WHAT NEEDS TO BE DONE »
Type the records out again in full, exactly.

(Dataset rows for apps and sites)
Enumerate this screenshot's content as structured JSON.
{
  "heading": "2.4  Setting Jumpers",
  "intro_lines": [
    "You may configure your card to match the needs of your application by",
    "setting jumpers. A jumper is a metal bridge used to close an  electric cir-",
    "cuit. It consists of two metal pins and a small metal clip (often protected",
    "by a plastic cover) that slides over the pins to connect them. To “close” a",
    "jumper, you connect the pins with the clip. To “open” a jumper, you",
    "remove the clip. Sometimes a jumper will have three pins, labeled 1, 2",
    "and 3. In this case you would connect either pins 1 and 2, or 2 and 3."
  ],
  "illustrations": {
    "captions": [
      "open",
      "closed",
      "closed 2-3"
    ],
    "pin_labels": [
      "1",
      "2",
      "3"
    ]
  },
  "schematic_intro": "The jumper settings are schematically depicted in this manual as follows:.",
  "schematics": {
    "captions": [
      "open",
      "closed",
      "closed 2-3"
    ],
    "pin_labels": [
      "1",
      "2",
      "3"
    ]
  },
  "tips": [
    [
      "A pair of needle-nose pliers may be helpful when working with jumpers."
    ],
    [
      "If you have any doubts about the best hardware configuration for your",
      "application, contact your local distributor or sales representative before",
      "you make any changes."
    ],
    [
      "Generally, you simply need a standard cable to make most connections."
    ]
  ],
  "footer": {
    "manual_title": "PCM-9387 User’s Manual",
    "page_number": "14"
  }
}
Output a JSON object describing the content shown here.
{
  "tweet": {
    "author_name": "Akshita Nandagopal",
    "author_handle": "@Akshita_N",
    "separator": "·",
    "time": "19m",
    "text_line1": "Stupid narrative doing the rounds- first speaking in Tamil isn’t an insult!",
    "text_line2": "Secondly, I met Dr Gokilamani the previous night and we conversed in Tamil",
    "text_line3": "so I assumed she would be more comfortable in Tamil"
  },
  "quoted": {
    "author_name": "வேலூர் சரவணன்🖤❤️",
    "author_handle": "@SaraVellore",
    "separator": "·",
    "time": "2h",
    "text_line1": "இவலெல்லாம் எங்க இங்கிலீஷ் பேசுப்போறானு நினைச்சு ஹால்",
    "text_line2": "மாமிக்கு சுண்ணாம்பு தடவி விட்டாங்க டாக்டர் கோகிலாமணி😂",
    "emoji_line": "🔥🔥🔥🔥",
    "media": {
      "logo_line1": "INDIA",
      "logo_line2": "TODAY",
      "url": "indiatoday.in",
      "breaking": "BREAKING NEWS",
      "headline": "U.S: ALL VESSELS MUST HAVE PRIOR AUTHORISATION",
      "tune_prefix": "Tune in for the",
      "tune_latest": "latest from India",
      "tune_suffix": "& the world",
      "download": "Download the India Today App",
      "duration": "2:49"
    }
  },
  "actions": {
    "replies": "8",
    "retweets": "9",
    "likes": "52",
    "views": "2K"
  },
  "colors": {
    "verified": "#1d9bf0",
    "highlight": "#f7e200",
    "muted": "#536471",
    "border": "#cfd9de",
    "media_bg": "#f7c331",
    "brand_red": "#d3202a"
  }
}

RESPONSE AREA »
Enumerate this screenshot's content as structured JSON.
{
  "heading": "2.4  Setting Jumpers",
  "intro_lines": [
    "You may configure your card to match the needs of your application by",
    "setting jumpers. A jumper is a metal bridge used to close an  electric cir-",
    "cuit. It consists of two metal pins and a small metal clip (often protected",
    "by a plastic cover) that slides over the pins to connect them. To “close” a",
    "jumper, you connect the pins with the clip. To “open” a jumper, you",
    "remove the clip. Sometimes a jumper will have three pins, labeled 1, 2",
    "and 3. In this case you would connect either pins 1 and 2, or 2 and 3."
  ],
  "illustrations": {
    "captions": [
      "open",
      "closed",
      "closed 2-3"
    ],
    "pin_labels": [
      "1",
      "2",
      "3"
    ]
  },
  "schematic_intro": "The jumper settings are schematically depicted in this manual as follows:.",
  "schematics": {
    "captions": [
      "open",
      "closed",
      "closed 2-3"
    ],
    "pin_labels": [
      "1",
      "2",
      "3"
    ]
  },
  "tips": [
    [
      "A pair of needle-nose pliers may be helpful when working with jumpers."
    ],
    [
      "If you have any doubts about the best hardware configuration for your",
      "application, contact your local distributor or sales representative before",
      "you make any changes."
    ],
    [
      "Generally, you simply need a standard cable to make most connections."
    ]
  ],
  "footer": {
    "manual_title": "PCM-9387 User’s Manual",
    "page_number": "14"
  }
}
Output a JSON object describing the content shown here.
{
  "tweet": {
    "author_name": "Akshita Nandagopal",
    "author_handle": "@Akshita_N",
    "separator": "·",
    "time": "19m",
    "text_line1": "Stupid narrative doing the rounds- first speaking in Tamil isn’t an insult!",
    "text_line2": "Secondly, I met Dr Gokilamani the previous night and we conversed in Tamil",
    "text_line3": "so I assumed she would be more comfortable in Tamil"
  },
  "quoted": {
    "author_name": "வேலூர் சரவணன்🖤❤️",
    "author_handle": "@SaraVellore",
    "separator": "·",
    "time": "2h",
    "text_line1": "இவலெல்லாம் எங்க இங்கிலீஷ் பேசுப்போறானு நினைச்சு ஹால்",
    "text_line2": "மாமிக்கு சுண்ணாம்பு தடவி விட்டாங்க டாக்டர் கோகிலாமணி😂",
    "emoji_line": "🔥🔥🔥🔥",
    "media": {
      "logo_line1": "INDIA",
      "logo_line2": "TODAY",
      "url": "indiatoday.in",
      "breaking": "BREAKING NEWS",
      "headline": "U.S: ALL VESSELS MUST HAVE PRIOR AUTHORISATION",
      "tune_prefix": "Tune in for the",
      "tune_latest": "latest from India",
      "tune_suffix": "& the world",
      "download": "Download the India Today App",
      "duration": "2:49"
    }
  },
  "actions": {
    "replies": "8",
    "retweets": "9",
    "likes": "52",
    "views": "2K"
  },
  "colors": {
    "verified": "#1d9bf0",
    "highlight": "#f7e200",
    "muted": "#536471",
    "border": "#cfd9de",
    "media_bg": "#f7c331",
    "brand_red": "#d3202a"
  }
}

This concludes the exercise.